Long established as a big game pitcher, Lee has become a stopper, too.

When Lee took a 3-0 lead into the ninth inning on Monday, he was in position to lead the Phils to victory for the seventh time in his last 10 starts following a loss.

Lee is 8-0 with a 2.00 in those last 10 starts.

"I don't know what to say," Lee said after Monday's crushing defeat. "I felt like I pitched good and gave us a chance to win and it just didn't happen."

For as easy as he made it look in the game's first eight innings, Lee was hit hard by the only two batters he faced in the ninth. Taking the mound in the ninth with 109 pitches through the first eight, Lee surrendered a single and a double to Carlos Quentin and Chase Headley to begin the ninth.

Enter Papelbon.

Papelbon's second pitch was laced into center field by Blanks for a two-run single, cutting the Phillies lead to 3-2. After hitting a batter, Papelbon induced a double play to move one out away from securing the victory.

But his 2-0 pitch to Mark Kotsay evaded the glove of catcher Carlos Ruiz. The passed ball tied the game.

"I don't have anything to say," Ruiz said of the splitter that got by him. "I expected to catch the ball. I missed it."

"(Stuff) happens," Papelbon said of the game-tying passed ball.

The ninth inning ruined an otherwise brilliant performance from Lee.

He didn't allow a hit until Carlos Quentin singled with two outs in the fourth inning. He didn't allow a base runner to reach scoring position until Yasmani Grandal hit a booming double in the fifth.

Lee struck out the next batter, however, to end the inning.

Although Lee threw 109 pitches in his first eight innings and his spot came up with a runner on second and two outs in the ninth, Manuel decided to stick with his starting pitcher. Papelbon warmed up in the half inning, but wasn't summoned in until Lee gave up consecutive hits to begin the ninth.

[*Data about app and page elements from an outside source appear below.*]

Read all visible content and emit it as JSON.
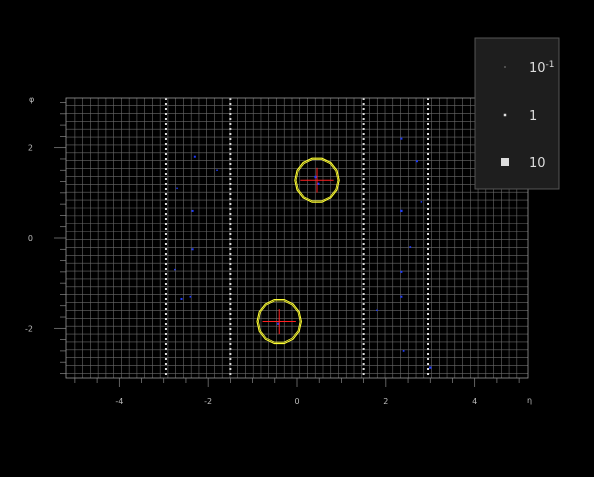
{
  "chart_data": {
    "type": "scatter",
    "title": "",
    "xlabel": "η",
    "ylabel": "φ",
    "xlim": [
      -5.2,
      5.2
    ],
    "ylim": [
      -3.1,
      3.1
    ],
    "x_ticks": [
      -4,
      -2,
      0,
      2,
      4
    ],
    "y_ticks": [
      -2,
      0,
      2
    ],
    "grid": true,
    "legend_placement": "top-right",
    "legend": [
      {
        "base": "10",
        "exp": "-1",
        "value": 0.1
      },
      {
        "base": "1",
        "exp": "",
        "value": 1
      },
      {
        "base": "10",
        "exp": "",
        "value": 10
      }
    ],
    "jets": [
      {
        "eta": 0.45,
        "phi": 1.28,
        "radius": 0.5
      },
      {
        "eta": -0.4,
        "phi": -1.85,
        "radius": 0.5
      }
    ],
    "deposits": [
      {
        "eta": 0.42,
        "phi": 1.35,
        "e": 3
      },
      {
        "eta": 0.48,
        "phi": 1.2,
        "e": 2
      },
      {
        "eta": -0.42,
        "phi": -1.9,
        "e": 2
      },
      {
        "eta": -2.3,
        "phi": 1.8,
        "e": 1
      },
      {
        "eta": -2.35,
        "phi": 0.6,
        "e": 1
      },
      {
        "eta": -2.35,
        "phi": -0.25,
        "e": 1
      },
      {
        "eta": -2.4,
        "phi": -1.3,
        "e": 0.5
      },
      {
        "eta": -2.6,
        "phi": -1.35,
        "e": 1
      },
      {
        "eta": -2.7,
        "phi": 1.1,
        "e": 0.3
      },
      {
        "eta": -2.75,
        "phi": -0.7,
        "e": 0.3
      },
      {
        "eta": 2.35,
        "phi": 2.2,
        "e": 1
      },
      {
        "eta": 2.35,
        "phi": 0.6,
        "e": 2
      },
      {
        "eta": 2.55,
        "phi": -0.2,
        "e": 0.5
      },
      {
        "eta": 2.35,
        "phi": -0.75,
        "e": 1
      },
      {
        "eta": 2.35,
        "phi": -1.3,
        "e": 1
      },
      {
        "eta": 2.4,
        "phi": -2.5,
        "e": 0.5
      },
      {
        "eta": 2.7,
        "phi": 1.7,
        "e": 1
      },
      {
        "eta": 2.8,
        "phi": 0.8,
        "e": 0.3
      },
      {
        "eta": 3.0,
        "phi": -2.87,
        "e": 2
      },
      {
        "eta": -1.8,
        "phi": 1.5,
        "e": 0.3
      },
      {
        "eta": 1.8,
        "phi": -1.6,
        "e": 0.3
      }
    ],
    "colors": {
      "background": "#000000",
      "grid": "#6a6a6a",
      "deposit": "#1f3cff",
      "jet_circle": "#ffff33",
      "jet_cross": "#ff2020",
      "legend_bg": "#1e1e1e",
      "legend_border": "#555555"
    }
  }
}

"Pap had a lot of work last week and Lee was pitching a good game," Manuel said of the decision. "I was waging a lot of things. But evidently I didn't make the right choice."

While Lee tamed the Padres, the bottom of the order fueled the Phils offense.

John Mayberry Jr., batting seventh and starting in center field in place of Ben Revere, went 3-for-4 with two runs scored and two stolen bases. He entered the night hitless in 10 at-bats over the previous eight days.

Ruiz, hitting behind Mayberry (and Delmon Young) in the eighth spot, also went 3-for-4. Ruiz's two-out single in the second brought Mayberry home with the game's first run.

Mayberry and Ruiz helped the Phils score their second run, too. After Mayberry led off the fifth with a double, Ruiz moved him to third with a single before Jimmy Rollins brought him home with a sacrifice fly.

The Phils scored their third and final run of the night when Chase Utley led off the eighth with a booming, 402-foot solo home run to right-center.

Utley's home run loomed large in the ninth, as the Padres rallied. But one run insurance run wasn't enough to help the Phillies, who have the worst bullpen in baseball (4.67 ERA entering play Monday).